Shortly after, Chang and Feng visited the Venerable Master Hsing Yun, the founder of Fo Guang Shan Monastery in Taiwan, who came to Guam to propagate Buddha’s teachings. Chang was willing to provide a single family house as a temporary temple, and it served as the Guam branch of the Fo Guang Shan Zen-Purification Center, established on 20 December 1986.

For more than 10 years, the society practiced and spread Buddha’s teachings in Guam, under the leadership of four Buddhist monks: Ven. Yi Quing, Yi Rai, Yi Hong and Ven. Man Yu. The members of the society quickly multiplied, making the original meeting place inadequate, and they soon started looking for a new home.

In 1989, about 6,600 square meters of farmland was purchased for the purpose of building a temple. However, because the land had to undergo a zone change from agricultural to religious use, countless public hearings were held, and the zone change wasn’t approved by the Guam Legislature until 1994.

Temple construction began 1 August 1996, under Ven. Man Yu’s supervision, and it was completed in two years at a cost of about four million dollars. The temple held a grand opening ceremony 3 April 1999, attended by Ven. Master Hsing Yun and other venerables.


The Fo Guang Shan Guam temple was given the top award for Guam’s most beautiful buildings in 2000 and 2001 by the Guam Beautification Task Force before the award was discontinued.

Due to the slumping economy in Guam, donations to the society have decreased, making it difficult to maintain such a large and elaborate building, however the temple remains a striking piece of architecture and a first-class home for those who wish to learn about or practice Buddhism.

The exterior of the temple takes on the form of a traditional Buddhist temple, with a gold Chinese-pogoda roof and large columns at the front of the temple.
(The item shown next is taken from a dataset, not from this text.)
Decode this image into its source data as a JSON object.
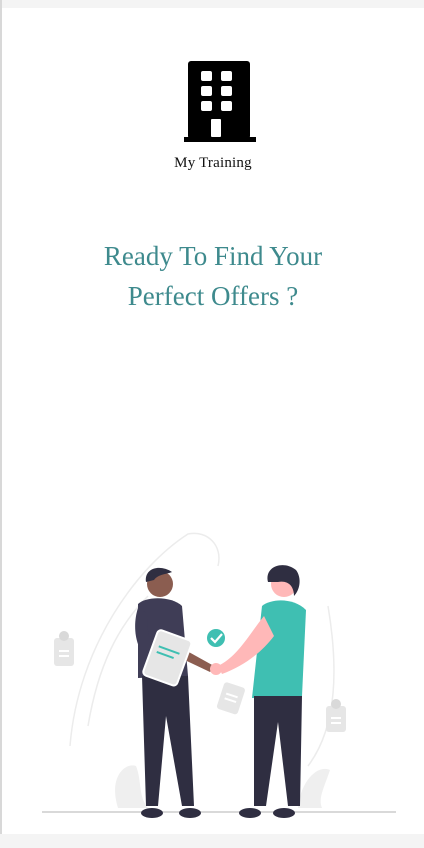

Elaborate decorations surround the imposing three-story structure, and a large welcoming staircase leads up to the front entrance.

Inside on the first floor visitors are greeted by a prominent statue of Avalokitesvara Bodhisattva (in the Pali language of early Buddhism). In Chinese, this representation is known as Kuan Yin. Avalokitesvara can be loosely translated as “the compassionate sage who sees and hears all,” referring to this bodhisattva’s ability to perceive all the suffering in the world and thus come to people’s aid. Bodhisattva refers to one who has sought and attained self-liberation or enlightenment, practicing all perfections, but chooses to remain in the world to help others achieve Buddhahood. The gift shop sells incense, books on Buddhism and meditation, small Buddha statues and jade carvings. A large meditation room is at the center of the first floor, and the abbeys and venerables conduct meditation sessions and classes for beginners here. Also on the first floor are a tea room, a library with a large collection of books on Buddhism in Chinese and English, a calligraphy room, a conference room and a luncheon hall.

The crowning glory of the temple, though, is the Main Shrine on the second floor which can accommodate 500 people for services. The shrine’s ceiling actually rises two floors, and the great room is filled with thousands of carvings of the Buddha. Five large statues of Buddha sit at the front of the shrine and many smaller ones surround them. Thousands of Buddhas are also carved into the wall tiles and ceiling. The members of the Guam Buddhism Society meet every Sunday in the shrine for traditional Buddhist services, with chanting of Buddhist sutras led by the venerables and accompanied by the rhythms of drums, bells and a gong. Afterward, the community gathers for a vegetarian lunch downstairs.

On the third floor is a world-class conference room, equipped with state-of-the-art sound and video technology, and an incredible view of Guam and the ocean.

By Leo Babauta

For further reading

BuddhaNet – Worldwide Buddhist Information and Education Network. “” Last modified 12 January 2019.

Essentials of Buddhism. “Core Concepts.” Last modified 5 October 2011.

Fo Guang Shan Monastery Worldwide Web. “Home.” 2013.